■ Task requirements: Could you please repeat the data below word for word?

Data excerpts
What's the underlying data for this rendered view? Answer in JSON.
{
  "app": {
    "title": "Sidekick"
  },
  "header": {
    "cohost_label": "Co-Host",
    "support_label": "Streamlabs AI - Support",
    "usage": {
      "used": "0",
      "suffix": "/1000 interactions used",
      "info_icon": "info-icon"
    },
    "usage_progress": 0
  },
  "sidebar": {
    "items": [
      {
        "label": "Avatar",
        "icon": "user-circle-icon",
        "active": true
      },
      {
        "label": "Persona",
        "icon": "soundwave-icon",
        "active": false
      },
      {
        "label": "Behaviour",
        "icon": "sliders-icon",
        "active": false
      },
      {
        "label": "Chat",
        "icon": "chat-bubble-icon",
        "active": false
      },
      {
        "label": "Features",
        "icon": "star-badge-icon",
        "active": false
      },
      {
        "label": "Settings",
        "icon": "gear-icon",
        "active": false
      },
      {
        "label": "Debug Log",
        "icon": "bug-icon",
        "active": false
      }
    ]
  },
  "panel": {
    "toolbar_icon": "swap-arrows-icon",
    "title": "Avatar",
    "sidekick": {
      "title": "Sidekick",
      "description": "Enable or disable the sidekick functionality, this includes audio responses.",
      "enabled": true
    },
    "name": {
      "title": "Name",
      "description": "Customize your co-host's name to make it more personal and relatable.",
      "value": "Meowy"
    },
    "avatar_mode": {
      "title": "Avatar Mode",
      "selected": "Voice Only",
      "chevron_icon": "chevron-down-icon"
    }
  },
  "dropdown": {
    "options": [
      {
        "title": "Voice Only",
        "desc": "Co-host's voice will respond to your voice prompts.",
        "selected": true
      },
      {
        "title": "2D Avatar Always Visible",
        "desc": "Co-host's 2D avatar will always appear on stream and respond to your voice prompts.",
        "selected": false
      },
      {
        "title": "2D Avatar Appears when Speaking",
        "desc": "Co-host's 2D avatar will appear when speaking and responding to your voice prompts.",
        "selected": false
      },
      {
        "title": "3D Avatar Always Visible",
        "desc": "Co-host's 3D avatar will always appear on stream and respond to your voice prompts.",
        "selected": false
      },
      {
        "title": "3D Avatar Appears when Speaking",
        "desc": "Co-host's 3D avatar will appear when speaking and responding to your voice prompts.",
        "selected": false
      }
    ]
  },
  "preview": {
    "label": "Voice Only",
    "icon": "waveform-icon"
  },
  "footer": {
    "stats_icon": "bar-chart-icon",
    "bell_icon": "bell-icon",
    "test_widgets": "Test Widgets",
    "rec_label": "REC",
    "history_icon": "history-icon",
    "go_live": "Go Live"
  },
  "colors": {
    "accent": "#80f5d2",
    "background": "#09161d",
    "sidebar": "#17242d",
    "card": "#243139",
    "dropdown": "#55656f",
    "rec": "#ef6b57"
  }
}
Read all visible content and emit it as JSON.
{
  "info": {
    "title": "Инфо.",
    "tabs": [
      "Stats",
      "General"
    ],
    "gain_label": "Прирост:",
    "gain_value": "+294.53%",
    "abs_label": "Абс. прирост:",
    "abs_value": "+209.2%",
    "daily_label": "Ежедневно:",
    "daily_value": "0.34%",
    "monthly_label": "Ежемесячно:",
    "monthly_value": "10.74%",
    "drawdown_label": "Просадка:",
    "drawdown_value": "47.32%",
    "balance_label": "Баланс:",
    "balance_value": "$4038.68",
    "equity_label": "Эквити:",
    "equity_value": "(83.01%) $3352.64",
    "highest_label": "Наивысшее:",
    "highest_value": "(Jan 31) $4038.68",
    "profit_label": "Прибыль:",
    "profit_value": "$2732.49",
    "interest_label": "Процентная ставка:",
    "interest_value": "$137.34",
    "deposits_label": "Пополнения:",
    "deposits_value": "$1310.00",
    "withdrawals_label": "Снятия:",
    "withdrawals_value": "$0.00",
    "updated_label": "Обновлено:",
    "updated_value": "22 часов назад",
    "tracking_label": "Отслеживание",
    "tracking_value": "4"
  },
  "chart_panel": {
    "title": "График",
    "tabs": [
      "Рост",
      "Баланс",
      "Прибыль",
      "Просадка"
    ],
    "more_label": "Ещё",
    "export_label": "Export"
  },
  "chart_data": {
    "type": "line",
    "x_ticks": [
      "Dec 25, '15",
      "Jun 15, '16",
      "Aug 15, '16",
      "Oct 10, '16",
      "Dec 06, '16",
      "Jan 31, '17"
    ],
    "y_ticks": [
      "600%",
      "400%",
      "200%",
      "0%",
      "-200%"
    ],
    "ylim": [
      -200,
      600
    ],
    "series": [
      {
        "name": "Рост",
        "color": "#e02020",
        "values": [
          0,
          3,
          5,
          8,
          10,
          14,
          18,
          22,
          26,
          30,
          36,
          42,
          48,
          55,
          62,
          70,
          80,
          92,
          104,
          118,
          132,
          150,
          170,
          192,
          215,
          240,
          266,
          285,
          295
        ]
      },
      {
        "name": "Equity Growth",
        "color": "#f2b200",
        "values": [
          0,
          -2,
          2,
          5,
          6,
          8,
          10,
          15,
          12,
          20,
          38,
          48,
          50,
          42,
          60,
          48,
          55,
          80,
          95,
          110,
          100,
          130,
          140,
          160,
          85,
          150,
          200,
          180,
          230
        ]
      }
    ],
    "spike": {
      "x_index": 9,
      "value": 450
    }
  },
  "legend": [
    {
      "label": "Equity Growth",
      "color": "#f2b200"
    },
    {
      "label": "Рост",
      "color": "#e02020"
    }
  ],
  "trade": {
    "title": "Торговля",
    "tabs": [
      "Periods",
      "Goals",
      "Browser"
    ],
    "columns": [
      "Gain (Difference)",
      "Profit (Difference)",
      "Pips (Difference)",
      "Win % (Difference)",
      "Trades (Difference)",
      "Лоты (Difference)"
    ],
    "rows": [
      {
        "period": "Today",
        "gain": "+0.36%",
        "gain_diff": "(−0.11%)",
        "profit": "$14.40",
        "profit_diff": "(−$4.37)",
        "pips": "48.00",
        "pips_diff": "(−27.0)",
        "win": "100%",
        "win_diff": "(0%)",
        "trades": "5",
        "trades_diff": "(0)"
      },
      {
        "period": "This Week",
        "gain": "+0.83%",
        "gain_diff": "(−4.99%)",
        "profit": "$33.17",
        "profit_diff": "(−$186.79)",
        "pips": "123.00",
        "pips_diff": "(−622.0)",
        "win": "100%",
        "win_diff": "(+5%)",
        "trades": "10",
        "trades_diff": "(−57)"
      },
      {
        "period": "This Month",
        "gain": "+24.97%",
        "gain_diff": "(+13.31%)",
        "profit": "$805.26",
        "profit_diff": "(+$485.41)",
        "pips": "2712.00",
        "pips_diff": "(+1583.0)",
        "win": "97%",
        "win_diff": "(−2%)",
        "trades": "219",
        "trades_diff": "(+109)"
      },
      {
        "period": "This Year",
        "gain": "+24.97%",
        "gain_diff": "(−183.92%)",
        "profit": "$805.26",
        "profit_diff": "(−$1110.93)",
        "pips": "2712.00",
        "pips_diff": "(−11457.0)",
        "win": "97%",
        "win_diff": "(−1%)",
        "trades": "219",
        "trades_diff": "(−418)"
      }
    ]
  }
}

■ Solution for this problem:
What's the underlying data for this rendered view? Answer in JSON.
{
  "app": {
    "title": "Sidekick"
  },
  "header": {
    "cohost_label": "Co-Host",
    "support_label": "Streamlabs AI - Support",
    "usage": {
      "used": "0",
      "suffix": "/1000 interactions used",
      "info_icon": "info-icon"
    },
    "usage_progress": 0
  },
  "sidebar": {
    "items": [
      {
        "label": "Avatar",
        "icon": "user-circle-icon",
        "active": true
      },
      {
        "label": "Persona",
        "icon": "soundwave-icon",
        "active": false
      },
      {
        "label": "Behaviour",
        "icon": "sliders-icon",
        "active": false
      },
      {
        "label": "Chat",
        "icon": "chat-bubble-icon",
        "active": false
      },
      {
        "label": "Features",
        "icon": "star-badge-icon",
        "active": false
      },
      {
        "label": "Settings",
        "icon": "gear-icon",
        "active": false
      },
      {
        "label": "Debug Log",
        "icon": "bug-icon",
        "active": false
      }
    ]
  },
  "panel": {
    "toolbar_icon": "swap-arrows-icon",
    "title": "Avatar",
    "sidekick": {
      "title": "Sidekick",
      "description": "Enable or disable the sidekick functionality, this includes audio responses.",
      "enabled": true
    },
    "name": {
      "title": "Name",
      "description": "Customize your co-host's name to make it more personal and relatable.",
      "value": "Meowy"
    },
    "avatar_mode": {
      "title": "Avatar Mode",
      "selected": "Voice Only",
      "chevron_icon": "chevron-down-icon"
    }
  },
  "dropdown": {
    "options": [
      {
        "title": "Voice Only",
        "desc": "Co-host's voice will respond to your voice prompts.",
        "selected": true
      },
      {
        "title": "2D Avatar Always Visible",
        "desc": "Co-host's 2D avatar will always appear on stream and respond to your voice prompts.",
        "selected": false
      },
      {
        "title": "2D Avatar Appears when Speaking",
        "desc": "Co-host's 2D avatar will appear when speaking and responding to your voice prompts.",
        "selected": false
      },
      {
        "title": "3D Avatar Always Visible",
        "desc": "Co-host's 3D avatar will always appear on stream and respond to your voice prompts.",
        "selected": false
      },
      {
        "title": "3D Avatar Appears when Speaking",
        "desc": "Co-host's 3D avatar will appear when speaking and responding to your voice prompts.",
        "selected": false
      }
    ]
  },
  "preview": {
    "label": "Voice Only",
    "icon": "waveform-icon"
  },
  "footer": {
    "stats_icon": "bar-chart-icon",
    "bell_icon": "bell-icon",
    "test_widgets": "Test Widgets",
    "rec_label": "REC",
    "history_icon": "history-icon",
    "go_live": "Go Live"
  },
  "colors": {
    "accent": "#80f5d2",
    "background": "#09161d",
    "sidebar": "#17242d",
    "card": "#243139",
    "dropdown": "#55656f",
    "rec": "#ef6b57"
  }
}
Read all visible content and emit it as JSON.
{
  "info": {
    "title": "Инфо.",
    "tabs": [
      "Stats",
      "General"
    ],
    "gain_label": "Прирост:",
    "gain_value": "+294.53%",
    "abs_label": "Абс. прирост:",
    "abs_value": "+209.2%",
    "daily_label": "Ежедневно:",
    "daily_value": "0.34%",
    "monthly_label": "Ежемесячно:",
    "monthly_value": "10.74%",
    "drawdown_label": "Просадка:",
    "drawdown_value": "47.32%",
    "balance_label": "Баланс:",
    "balance_value": "$4038.68",
    "equity_label": "Эквити:",
    "equity_value": "(83.01%) $3352.64",
    "highest_label": "Наивысшее:",
    "highest_value": "(Jan 31) $4038.68",
    "profit_label": "Прибыль:",
    "profit_value": "$2732.49",
    "interest_label": "Процентная ставка:",
    "interest_value": "$137.34",
    "deposits_label": "Пополнения:",
    "deposits_value": "$1310.00",
    "withdrawals_label": "Снятия:",
    "withdrawals_value": "$0.00",
    "updated_label": "Обновлено:",
    "updated_value": "22 часов назад",
    "tracking_label": "Отслеживание",
    "tracking_value": "4"
  },
  "chart_panel": {
    "title": "График",
    "tabs": [
      "Рост",
      "Баланс",
      "Прибыль",
      "Просадка"
    ],
    "more_label": "Ещё",
    "export_label": "Export"
  },
  "chart_data": {
    "type": "line",
    "x_ticks": [
      "Dec 25, '15",
      "Jun 15, '16",
      "Aug 15, '16",
      "Oct 10, '16",
      "Dec 06, '16",
      "Jan 31, '17"
    ],
    "y_ticks": [
      "600%",
      "400%",
      "200%",
      "0%",
      "-200%"
    ],
    "ylim": [
      -200,
      600
    ],
    "series": [
      {
        "name": "Рост",
        "color": "#e02020",
        "values": [
          0,
          3,
          5,
          8,
          10,
          14,
          18,
          22,
          26,
          30,
          36,
          42,
          48,
          55,
          62,
          70,
          80,
          92,
          104,
          118,
          132,
          150,
          170,
          192,
          215,
          240,
          266,
          285,
          295
        ]
      },
      {
        "name": "Equity Growth",
        "color": "#f2b200",
        "values": [
          0,
          -2,
          2,
          5,
          6,
          8,
          10,
          15,
          12,
          20,
          38,
          48,
          50,
          42,
          60,
          48,
          55,
          80,
          95,
          110,
          100,
          130,
          140,
          160,
          85,
          150,
          200,
          180,
          230
        ]
      }
    ],
    "spike": {
      "x_index": 9,
      "value": 450
    }
  },
  "legend": [
    {
      "label": "Equity Growth",
      "color": "#f2b200"
    },
    {
      "label": "Рост",
      "color": "#e02020"
    }
  ],
  "trade": {
    "title": "Торговля",
    "tabs": [
      "Periods",
      "Goals",
      "Browser"
    ],
    "columns": [
      "Gain (Difference)",
      "Profit (Difference)",
      "Pips (Difference)",
      "Win % (Difference)",
      "Trades (Difference)",
      "Лоты (Difference)"
    ],
    "rows": [
      {
        "period": "Today",
        "gain": "+0.36%",
        "gain_diff": "(−0.11%)",
        "profit": "$14.40",
        "profit_diff": "(−$4.37)",
        "pips": "48.00",
        "pips_diff": "(−27.0)",
        "win": "100%",
        "win_diff": "(0%)",
        "trades": "5",
        "trades_diff": "(0)"
      },
      {
        "period": "This Week",
        "gain": "+0.83%",
        "gain_diff": "(−4.99%)",
        "profit": "$33.17",
        "profit_diff": "(−$186.79)",
        "pips": "123.00",
        "pips_diff": "(−622.0)",
        "win": "100%",
        "win_diff": "(+5%)",
        "trades": "10",
        "trades_diff": "(−57)"
      },
      {
        "period": "This Month",
        "gain": "+24.97%",
        "gain_diff": "(+13.31%)",
        "profit": "$805.26",
        "profit_diff": "(+$485.41)",
        "pips": "2712.00",
        "pips_diff": "(+1583.0)",
        "win": "97%",
        "win_diff": "(−2%)",
        "trades": "219",
        "trades_diff": "(+109)"
      },
      {
        "period": "This Year",
        "gain": "+24.97%",
        "gain_diff": "(−183.92%)",
        "profit": "$805.26",
        "profit_diff": "(−$1110.93)",
        "pips": "2712.00",
        "pips_diff": "(−11457.0)",
        "win": "97%",
        "win_diff": "(−1%)",
        "trades": "219",
        "trades_diff": "(−418)"
      }
    ]
  }
}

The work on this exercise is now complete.